Then we went to the dairy farm and fed goats leaves. We also discovered that goats have horizontal pupils.

Ryan and I got to feed monkeys bananas after we fed the goats. The monkeys weren’t hungry and only took one banana.

The monkeys made weird noises at Patton and they were not very fond of him Next we checked out a couple gift shops. We had a very great time at the Belmont Estate, I hope we can come back soon.

 

Ryan docking the dinghy

Developing the Boys’ Mariner Skills – by Theresa

It has been truly amazing watching the boys develop and hone their mariner skills, and what better place than the BVIs to sharpen their mooring abilities. In the British Virgin Islands, many, if not most bays have mooring balls as the preferred method of securing your boat. Capturing a mooring ball and securing a 50′ boat to it require close coordination between the helmsman and the deck crew. Since we have been in the BVIs for over  a month now the boys have become quite proficient at line handling and getting us on and off the moorings.

They are equally adept tying up in the marinas. Both boys have become fastidious about keeping their lines neat on the docks!

They are developing great situational awareness driving the dinghy and glide into the dock with ease.

It is all hands on deck at all times and we are fortunate to have such willing and capable crew.

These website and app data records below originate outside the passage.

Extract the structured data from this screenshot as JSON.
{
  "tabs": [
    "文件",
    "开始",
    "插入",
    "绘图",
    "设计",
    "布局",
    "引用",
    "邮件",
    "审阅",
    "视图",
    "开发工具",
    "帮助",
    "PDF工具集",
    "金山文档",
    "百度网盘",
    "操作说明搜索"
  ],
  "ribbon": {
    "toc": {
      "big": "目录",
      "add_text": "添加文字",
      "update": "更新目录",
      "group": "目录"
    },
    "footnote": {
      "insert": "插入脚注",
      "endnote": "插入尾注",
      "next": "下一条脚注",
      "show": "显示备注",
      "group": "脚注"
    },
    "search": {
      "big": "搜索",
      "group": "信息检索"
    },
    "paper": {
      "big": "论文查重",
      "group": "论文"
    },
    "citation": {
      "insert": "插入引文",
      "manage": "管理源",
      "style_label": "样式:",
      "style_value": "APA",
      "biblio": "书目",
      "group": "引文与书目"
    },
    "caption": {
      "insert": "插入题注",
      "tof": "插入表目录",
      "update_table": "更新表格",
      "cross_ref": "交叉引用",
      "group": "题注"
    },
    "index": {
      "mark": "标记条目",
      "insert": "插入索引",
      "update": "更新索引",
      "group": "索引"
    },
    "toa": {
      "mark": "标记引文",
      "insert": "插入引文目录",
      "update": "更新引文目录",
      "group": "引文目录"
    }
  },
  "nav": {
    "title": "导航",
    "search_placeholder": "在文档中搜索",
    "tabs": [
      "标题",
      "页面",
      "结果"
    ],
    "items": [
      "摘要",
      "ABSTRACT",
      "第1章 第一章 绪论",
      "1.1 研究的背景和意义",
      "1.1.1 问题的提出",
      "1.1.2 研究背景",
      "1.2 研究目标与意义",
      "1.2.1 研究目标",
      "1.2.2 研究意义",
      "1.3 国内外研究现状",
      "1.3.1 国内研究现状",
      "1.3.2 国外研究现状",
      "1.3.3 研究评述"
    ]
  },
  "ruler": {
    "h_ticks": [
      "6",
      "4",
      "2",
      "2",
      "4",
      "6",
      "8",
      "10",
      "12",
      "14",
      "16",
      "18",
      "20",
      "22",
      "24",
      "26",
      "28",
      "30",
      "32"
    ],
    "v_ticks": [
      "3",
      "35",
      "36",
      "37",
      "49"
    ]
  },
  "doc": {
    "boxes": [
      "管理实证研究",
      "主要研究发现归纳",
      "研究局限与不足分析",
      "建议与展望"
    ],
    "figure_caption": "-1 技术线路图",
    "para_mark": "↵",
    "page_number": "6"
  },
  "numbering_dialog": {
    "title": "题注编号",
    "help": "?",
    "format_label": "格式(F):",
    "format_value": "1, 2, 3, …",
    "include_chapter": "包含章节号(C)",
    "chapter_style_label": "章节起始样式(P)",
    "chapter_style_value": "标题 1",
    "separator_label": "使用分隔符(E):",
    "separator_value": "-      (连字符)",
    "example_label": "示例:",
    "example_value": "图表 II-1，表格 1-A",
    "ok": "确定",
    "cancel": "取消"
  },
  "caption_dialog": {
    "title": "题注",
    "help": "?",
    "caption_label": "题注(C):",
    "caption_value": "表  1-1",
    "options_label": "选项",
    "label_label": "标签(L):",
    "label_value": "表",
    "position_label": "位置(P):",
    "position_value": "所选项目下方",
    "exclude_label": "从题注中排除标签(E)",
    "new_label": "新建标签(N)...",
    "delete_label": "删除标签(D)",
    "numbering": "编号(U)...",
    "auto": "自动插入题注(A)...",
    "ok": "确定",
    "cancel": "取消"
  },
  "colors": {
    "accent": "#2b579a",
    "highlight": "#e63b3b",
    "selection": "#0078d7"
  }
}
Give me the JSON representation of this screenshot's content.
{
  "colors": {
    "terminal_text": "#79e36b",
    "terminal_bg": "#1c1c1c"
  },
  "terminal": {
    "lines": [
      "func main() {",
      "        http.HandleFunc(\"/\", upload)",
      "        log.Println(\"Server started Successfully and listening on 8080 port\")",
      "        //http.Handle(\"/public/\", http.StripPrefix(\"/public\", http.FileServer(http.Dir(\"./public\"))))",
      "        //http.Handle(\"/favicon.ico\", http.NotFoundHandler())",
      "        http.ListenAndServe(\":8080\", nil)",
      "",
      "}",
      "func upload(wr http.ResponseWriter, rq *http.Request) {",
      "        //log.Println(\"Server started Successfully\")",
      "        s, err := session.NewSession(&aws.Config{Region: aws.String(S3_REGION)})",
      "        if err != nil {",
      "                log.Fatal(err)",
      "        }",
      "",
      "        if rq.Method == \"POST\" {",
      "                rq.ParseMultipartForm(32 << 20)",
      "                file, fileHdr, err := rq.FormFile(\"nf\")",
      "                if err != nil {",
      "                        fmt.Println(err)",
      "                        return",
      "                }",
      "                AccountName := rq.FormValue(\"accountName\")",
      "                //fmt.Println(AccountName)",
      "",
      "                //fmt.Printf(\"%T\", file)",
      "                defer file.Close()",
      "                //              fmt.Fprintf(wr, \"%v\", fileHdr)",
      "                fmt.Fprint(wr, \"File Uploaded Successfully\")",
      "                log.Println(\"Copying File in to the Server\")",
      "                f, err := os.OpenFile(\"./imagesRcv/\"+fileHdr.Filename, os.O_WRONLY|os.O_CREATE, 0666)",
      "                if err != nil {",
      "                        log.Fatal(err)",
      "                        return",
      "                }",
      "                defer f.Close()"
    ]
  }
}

We have thoroughly enjoyed cruising the British Virgin Islands, and are grateful for the maritime lesson opportunities they have provided for the boys.  Alas, weather, time and immigration restrictions have us pressing on. At the next appropriate weather window we will be continuing our Caribbean journey and heading on to St. Martin where we will post additional updates.